Also common, though less so now than even a few weeks ago, are complaints about the basic conditions of life. To see cars and trucks lining up on the dirt shoulders of roads everywhere filling their tanks from roadside hawkers with plastic jerry cans is one measure of the frustration in a country with the world's second-largest oil reserves, where a tank of gasoline before the invasion cost about $2.

Never mind that the empty gasoline stations are the result, largely, of terrorist bombings of pipelines; Iraqis ask what has become of the one thing they have always seen as the measure of their potential wealth and power: oil.

To outsiders, Iraqis can often seem among the Middle East's most congenial people. But they can also be hard to please, as the Americans are discovering. The amiability that greets a Westerner almost everywhere outside the Sunni Triangle, and even there when U.S. troops are not around, masks a reflex commonly found among people emerging from totalitarian rule: The sense of individual and collective responsibility is numbed, often to the point of passivity.

The Iraqis' instinct to blame their rulers for life's hardships, engendered by Saddam's regime and at the same time silenced by it, is the Americans' burden now. But even skeptical Iraqis acknowledge some improvement. U.S. helicopters that buzzed like night flies in Baghdad's skies in recent days, flying to support the new crackdown on the terrorists, flew over well-lighted suburbs, which had been dark much of the summer. Many Baghdadis still live by a three-hour rotation, power on and off, but the Power Ministry says the country as a whole is producing as much electricity as before the war. Running water, too, is less of a luxury than it was. Even among Iraqis who complain most bitterly, it does not take long to discover that some things have changed for the better. Men who ran battered taxis under Saddam are now profiting by the occupation authority's tax-and-duty-free regime and upgrading to snazzy four-wheel drives. Civil servants who earned $2 a month under Saddam are now paid an average of $60.

For the most part, it is the present, not the past, that engages Iraqis' passions. The Iraqis can be incandescent about the perceived failings of the occupation administration, led by L. Paul Bremer 3rd, so far short of the U.S. efficiencies that were an Iraqi gospel before.

They mock most of the handpicked Iraqi leaders who form the transitional governing body, saying they spend most of their time abroad on expense-paid trips or maneuvering against one another in the time they are at home. And Iraqis want an end to the "Ali Babas," the bandits who terrorize neighborhoods and the roads outside Baghdad. After a narrow escape of my own from six masked, Kalashnikov-brandishing Ali Babas who leapt on the highway about an hour north of Nasiriya on Tuesday night, I could see their point. Only the swift reflexes of Abu Karar, the Iraqi driver who had helped me deal with Saddam's enforcers before the invasion, saw us through. He switched off our vehicle's lights and drove straight at the Ali Babas at 160 kilometers an hour, or 100 miles an hour, forcing them to jump back from the road.
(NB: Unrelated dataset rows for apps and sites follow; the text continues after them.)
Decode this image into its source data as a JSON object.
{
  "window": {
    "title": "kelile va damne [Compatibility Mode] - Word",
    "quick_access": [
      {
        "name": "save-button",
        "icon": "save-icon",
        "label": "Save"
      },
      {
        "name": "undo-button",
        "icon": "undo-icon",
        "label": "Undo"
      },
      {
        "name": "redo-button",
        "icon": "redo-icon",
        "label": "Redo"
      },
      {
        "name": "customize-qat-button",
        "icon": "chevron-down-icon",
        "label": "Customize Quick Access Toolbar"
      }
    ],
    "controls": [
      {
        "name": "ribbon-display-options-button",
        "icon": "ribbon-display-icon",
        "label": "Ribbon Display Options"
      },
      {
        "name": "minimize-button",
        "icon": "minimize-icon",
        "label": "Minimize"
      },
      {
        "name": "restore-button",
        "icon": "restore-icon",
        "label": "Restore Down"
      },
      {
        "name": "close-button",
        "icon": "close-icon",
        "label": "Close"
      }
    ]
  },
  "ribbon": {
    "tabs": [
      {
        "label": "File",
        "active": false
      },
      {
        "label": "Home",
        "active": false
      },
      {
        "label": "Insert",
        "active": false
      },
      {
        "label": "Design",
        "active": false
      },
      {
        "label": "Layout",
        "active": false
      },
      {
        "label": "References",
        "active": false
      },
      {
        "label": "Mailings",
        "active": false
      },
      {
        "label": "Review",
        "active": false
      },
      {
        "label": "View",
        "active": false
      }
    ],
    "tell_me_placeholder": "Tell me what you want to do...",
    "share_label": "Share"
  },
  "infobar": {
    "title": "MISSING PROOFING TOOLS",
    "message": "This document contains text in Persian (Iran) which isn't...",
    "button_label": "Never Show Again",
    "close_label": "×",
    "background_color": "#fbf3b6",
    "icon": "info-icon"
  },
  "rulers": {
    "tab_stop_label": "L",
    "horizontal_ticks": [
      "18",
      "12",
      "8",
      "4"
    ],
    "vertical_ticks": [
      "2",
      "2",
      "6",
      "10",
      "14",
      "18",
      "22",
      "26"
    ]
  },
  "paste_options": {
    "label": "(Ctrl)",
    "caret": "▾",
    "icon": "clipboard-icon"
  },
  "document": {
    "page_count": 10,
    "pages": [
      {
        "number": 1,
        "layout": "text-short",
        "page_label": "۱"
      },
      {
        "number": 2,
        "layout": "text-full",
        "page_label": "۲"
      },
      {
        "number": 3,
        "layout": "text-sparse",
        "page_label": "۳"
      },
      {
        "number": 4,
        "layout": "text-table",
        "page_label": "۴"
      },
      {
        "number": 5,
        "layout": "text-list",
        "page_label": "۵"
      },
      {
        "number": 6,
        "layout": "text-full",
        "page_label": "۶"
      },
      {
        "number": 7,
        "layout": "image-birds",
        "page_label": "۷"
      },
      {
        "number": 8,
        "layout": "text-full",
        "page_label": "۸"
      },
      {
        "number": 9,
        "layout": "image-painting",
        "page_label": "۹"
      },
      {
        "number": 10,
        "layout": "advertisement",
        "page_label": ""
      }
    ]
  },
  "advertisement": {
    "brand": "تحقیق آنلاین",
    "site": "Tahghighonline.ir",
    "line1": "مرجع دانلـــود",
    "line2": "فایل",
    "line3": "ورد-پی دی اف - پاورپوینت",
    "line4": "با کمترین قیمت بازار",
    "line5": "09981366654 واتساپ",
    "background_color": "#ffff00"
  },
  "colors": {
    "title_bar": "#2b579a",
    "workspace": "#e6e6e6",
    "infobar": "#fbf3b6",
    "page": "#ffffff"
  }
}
But then there is the bottom line, and it is accessible to anybody who stands on a street corner, as I did in the hours after that near-miss, covering the bombing of the Italian military police compound in Nasiriya. Gesturing toward the smoking hulk of the headquarters where at least 19 Italians and 13 Iraqis were killed, I asked the crowds if they thought that America and its allies should pack up and go home. In the clamor that followed, I asked for quiet so that each man and boy could speak his mind. Unscientific as the poll was, the sentences that flowed expressed a common belief.

"No, no!" one man said. "If the Americans go, it will be chaos everywhere."

Another shouted, "There would be a civil war."

"If the Americans, the British or the Italians leave Iraq, we will be handed back to the flunkies of Saddam, the Baathists and Al Qaeda will take over our cities," another man said.

Nobody offered a dissenting view, though many said it would be best if the Americans achieved peace and left as soon as possible. These people, at least, seemed concerned that America should know that the bombers, whoever they were, did not speak for the ordinary citizens of Iraq.